Southeastern Section - 67th Annual Meeting - 2018

Paper No. 28-12
Presentation Time: 8:00 AM-12:00 PM


BRADLEY, Philip J., Department of Environmental Quality, North Carolina Geological Survey, Raleigh, NC 27699-1620, PEACH, Brandon T., Department of Environmental Quality, North Carolina Geological Survey, 1620 MSC, Raleigh, NC 27699-1620 and HANNA, Heather D., Department of Geological Sciences, University of North Carolina at Chapel Hill, Chapel Hill, NC 27599

Detailed geologic mapping in Chatham County, North Carolina by the NC Geological Survey, with partial support from STATEMAP, has identified a northwest-southeast oriented network of large-scale topographic lineaments that locally host diabase dikes, faulted rock, and massive to brecciated quartz. The lineaments are prominent on hillshade LiDAR images and, in some cases, extend for multiple miles. Detailed geologic mapping along the lineaments have identified offsets of geologic units and structures. Locally along faults the direction of relative movement can be interpreted from offset of geologic structures.

Locally along the same lineament, truncated and offset map patterns occur with continuous (unfaulted) map patterns. These seemingly contrasting map patterns are interpreted to represent normal faulting with associated development of subparallel stepping faults and production of relay ramp structures. Additionally, the fault network forms horst and graben structures within the crystalline rocks of the Carolina terrane.

Along some lineaments, occurrence of abundant massive and brecciated quartz may be a result of extension dilation with subsequent migration of silica-rich fluids and quartz precipitation. Prominent lineaments extend up to the edge of the Triassic basin, but do not appear to continue into the basin, perhaps indicating that the northwest-southeast oriented network of faults predate Triassic sediment deposition. However, diabase dike trends continue into the Triassic basin and may indicate that diabase utilized the older fracture system beneath the Triassic sediments as a preferred conduit.

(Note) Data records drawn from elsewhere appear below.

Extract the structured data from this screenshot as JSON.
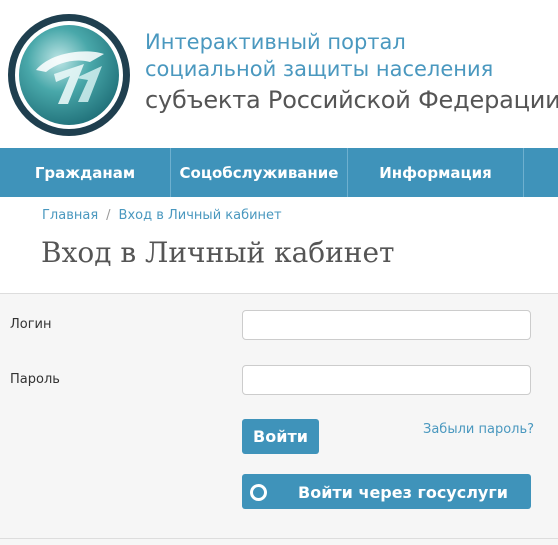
{
  "header": {
    "title_line1": "Интерактивный портал",
    "title_line2": "социальной защиты населения",
    "title_line3": "субъекта Российской Федерации",
    "logo_icon": "portal-logo-icon"
  },
  "nav": {
    "items": [
      {
        "label": "Гражданам"
      },
      {
        "label": "Соцобслуживание"
      },
      {
        "label": "Информация"
      },
      {
        "label": ""
      }
    ]
  },
  "breadcrumb": {
    "home": "Главная",
    "separator": "/",
    "current": "Вход в Личный кабинет"
  },
  "page": {
    "title": "Вход в Личный кабинет"
  },
  "form": {
    "login_label": "Логин",
    "login_value": "",
    "password_label": "Пароль",
    "password_value": "",
    "submit_label": "Войти",
    "forgot_label": "Забыли пароль?",
    "gosuslugi_label": "Войти через госуслуги"
  },
  "colors": {
    "accent": "#3f93ba",
    "link": "#4a98bf",
    "title_text": "#555555",
    "form_bg": "#f6f6f6"
  }
}
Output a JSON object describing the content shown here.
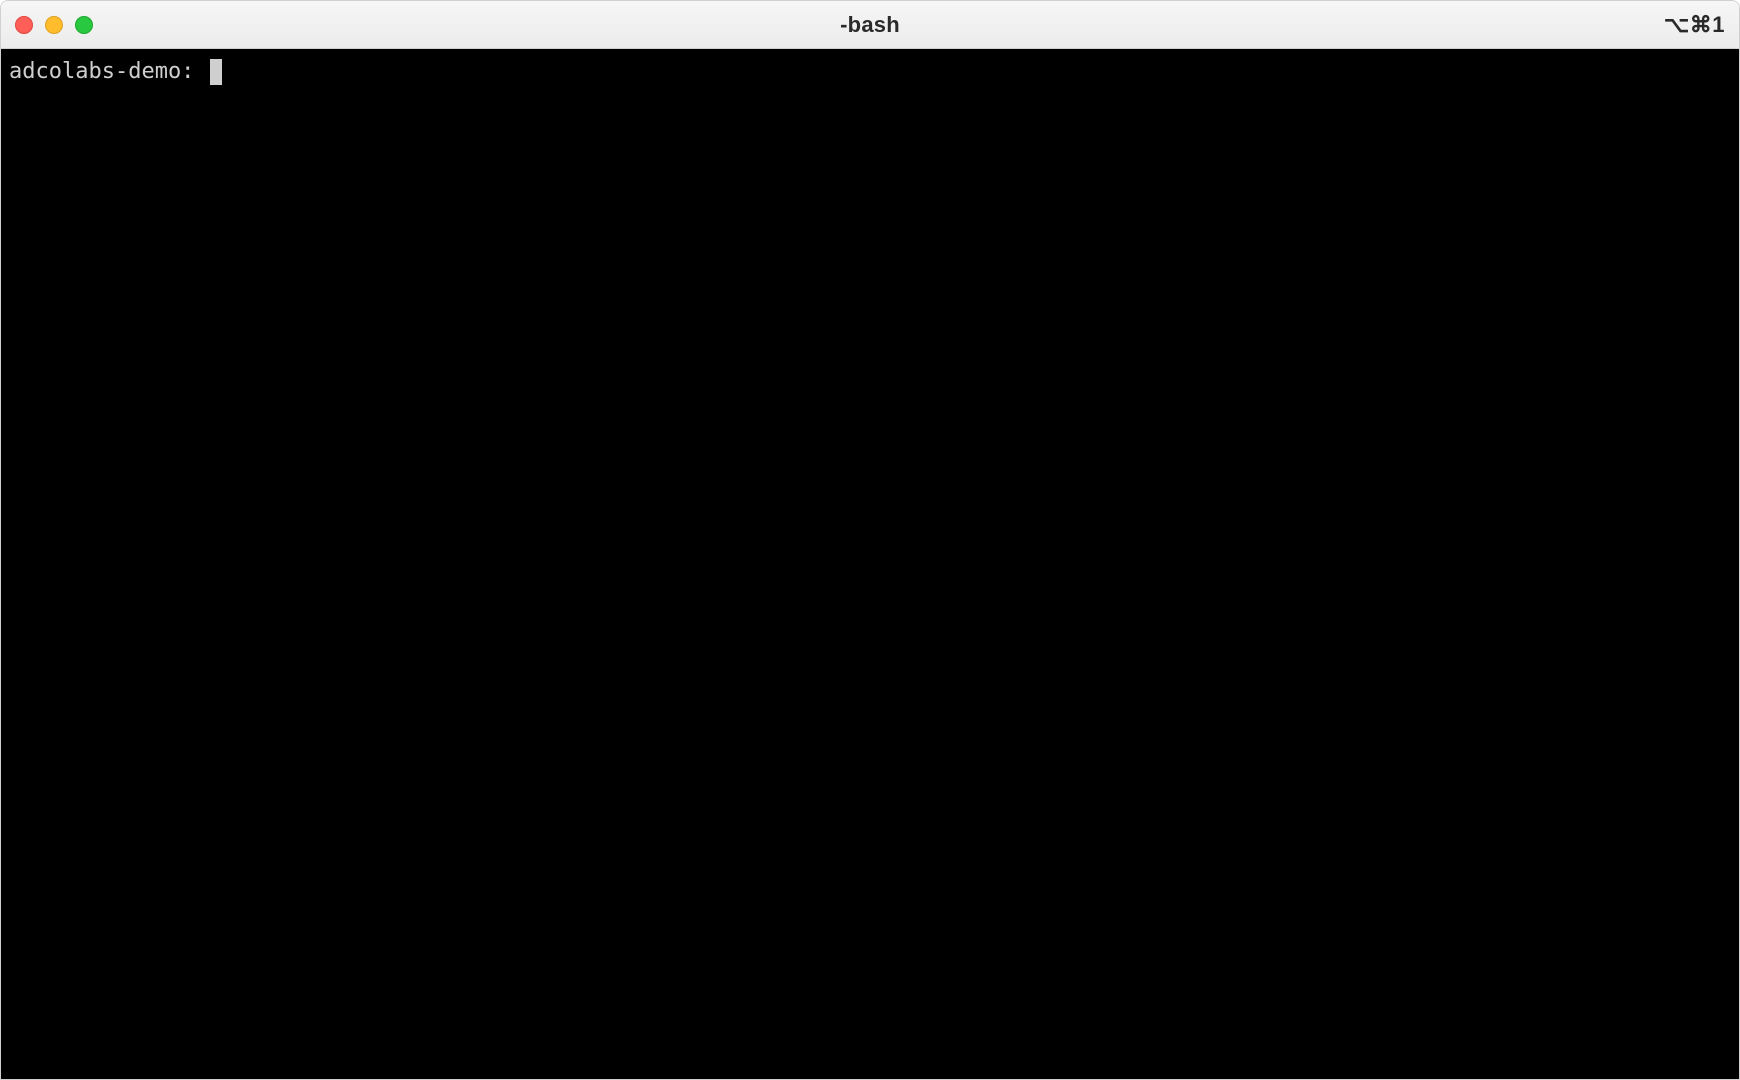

A locally significant natural spring (Mount Vernon Springs Spring) is located on one of these lineaments. Locally, these lineaments are zones of increased groundwater permeability and flow and may have important ramifications to groundwater resources and pollutant transport.